September 15, 1995

BALTIMORE (AP) _ With the push of a pressman’s button, The Evening Sun, the scrappy, irreverent newspaper where H.L. Mencken plied his trade, closed after 85 years Friday with a Baltimorese flourish: ``GOOD NIGHT, HON.″

Pressman Frank Novotny stopped the clattering of the presses shortly after noon. ``Goodnight, Evening Sun,″ said Novotny, 62, who retired with the paper he printed for 44 years.

Under a dozen black balloons, newsroom staffers turned out the last edition of Baltimore’s only afternoon paper.

``Today is kind of a memorial service,″ said Wiley Hall, an Evening Sun columnist who accepted a buyout offer.

``Thanks for a great 85 years; will you love us in the morning?″ the last edition asked.

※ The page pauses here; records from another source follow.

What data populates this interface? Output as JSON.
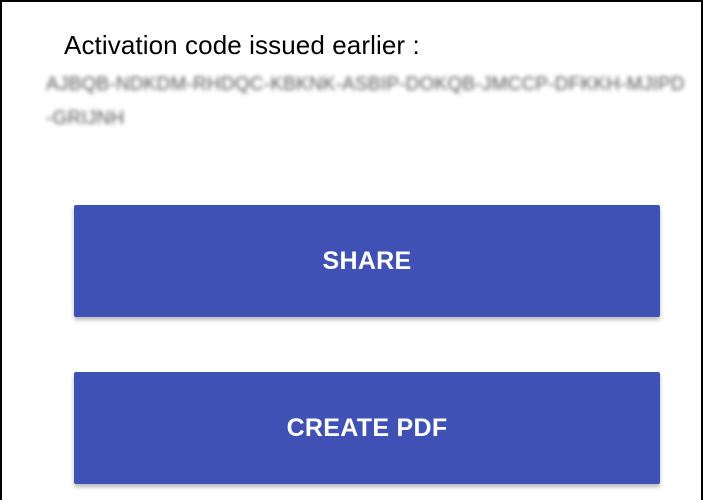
{
  "activation": {
    "title": "Activation code issued earlier :",
    "code": "AJBQB-NDKDM-RHDQC-KBKNK-ASBIP-DOKQB-JMCCP-DFKKH-MJIPD-GRIJNH"
  },
  "buttons": {
    "share_label": "SHARE",
    "create_pdf_label": "CREATE PDF"
  },
  "colors": {
    "button_bg": "#3f51b5",
    "button_text": "#ffffff"
  }
}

The headline across the front page was ``GOOD NIGHT HON.″

The shutdown, announced May 30, does not affect The Sun, the morning paper whose circulation has swelled to 264,500 since it was founded in 1837.

The evening paper had watched its circulation slide from a peak of 220,000 in 1960 to 86,000 this year.

Both papers are owned by Times Mirror Co. In 1992, the papers’ staffs merged.

``They closed the wrong damn paper,″ said Bill Burton, a former Evening Sun editor of 37 1/2 years who returned to say goodbye.

The newspapers have offered buyouts to 50 of their 1,765 employees.

The Evening Sun was owned by the A.S. Abell Co. until it was bought by Times Mirror in 1986.

In its early years, the paper forged an iconoclastic style that crystallized from 1910 to 1917, when Mencken wrote in favor of prostitution, alcohol and war and derided commoners as the ``booboisie.″

Among the paper’s alumni are NBC correspondent Gwen Ifill, ``Wall Street Week″ host Louis Rukeyser, ABC ``Wide World of Sports″ anchorman Jim McKay and New York Times political reporter Richard Berke.

On Monday, The Sun will introduce a redesigned, fatter morning paper.